The Ministry of Entrepreneur Development and Cooperatives (MEDAC) is optimistic of being able to potentially assist some 25,000 small businesses nationwide to go digital within one to two years, a vital move to ensure their survival in the post Covid-19 era.
Minister Datuk Seri Dr. Wan Junaidi Tuanku Jaafar explained that this is largely due the multiplier effect that the ministry expects to see from the various programmes conducted by its agencies, where the most recent include a collaboration between SME Corp and Warong Riders delivery service via SME Corp’s Micro Connector Programme.
Under this programme, MEDAC targets to have some 5,000 delivery riders joining the Warong Riders programme nationwide, which will set up in all the parliamentary areas, across the country.
“The programme not only aims to provide job opportunities. These riders will also serve as peer-to-peer counsellors who would significantly help create the awareness and assist in the migration process of Mak Cik Kiah businesses from traditional to digital.
“I think it is possible for one rider, to potentially engage with five small businesses, help to explain to them and assist them how to get onboard with the digitalization process. From there, our other agencies such as National Entrepreneurship Institute (INSKEN), can help out with the necessary awareness and skill enhancement through trainings and coaching,” he said.
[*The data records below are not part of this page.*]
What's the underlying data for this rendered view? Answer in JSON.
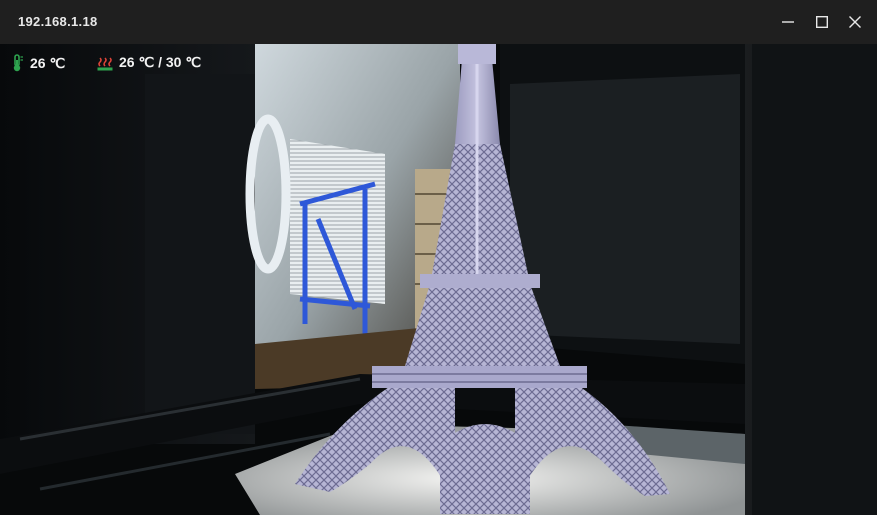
{
  "window": {
    "title": "192.168.1.18",
    "controls": {
      "minimize_icon": "minimize-icon",
      "maximize_icon": "maximize-icon",
      "close_icon": "close-icon"
    }
  },
  "overlay": {
    "nozzle_temp": "26 ℃",
    "nozzle_icon": "thermometer-icon",
    "bed_temp": "26 ℃ / 30 ℃",
    "bed_icon": "heated-bed-icon",
    "icon_colors": {
      "nozzle": "#2ea44f",
      "bed_base": "#2ea44f",
      "bed_heat": "#e0453a"
    }
  },
  "feed": {
    "subject": "camera-feed-image"
  }
}
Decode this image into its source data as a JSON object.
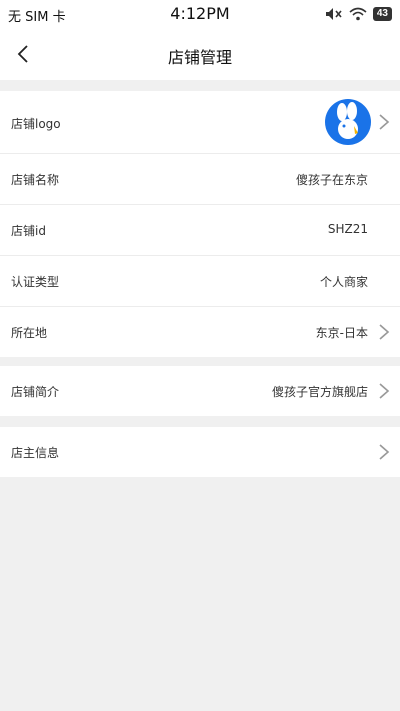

For next year, INSKEN targets to help 5,900 entrepreneurs via several coaching programmes including Eboard, Penjaja Onboarding Programme (POP) and IBT programmme.
Wan Junaidi, nevertheless, said converting these small business from traditional to digital is indeed a challenging task, which requires end to end assistance as well as hand holding.
“When we talk about digitalisation, especially at the B40 group level, many do not have the slightest idea of what it is all about. They can’t imagine what an online an online business would look like. In fact, there are some of my close friends too who still do not understand what e-commerce is.
“Simply handing out grants would not suffice. It would be a waste of money because in the end they would not know what to do. They require a more holistic approach. They need the right training, the right tools and the right marketing approach in order for them to successfully migrate their business online,” he said.
Wan Junaidi further said the overall cost involved to help small business go online would be huge and based on the allocation given to MEDAC and its agencies, it would not have sufficient funding to carry out this challenging task alone.
In view of this, he said that MEDAC is keen to work with other ministries, on various programmes to help the small business in digitalising their operations.
“In order to help the small businesses to cushion the impact of Covid-19, we need to assist them to go online. However, this task is huge and requires support from all parties concerned.
“MEDAC, via its agencies, is able to take on this task. However, we may need support from other ministries to raise adequate fund for this move,” he added.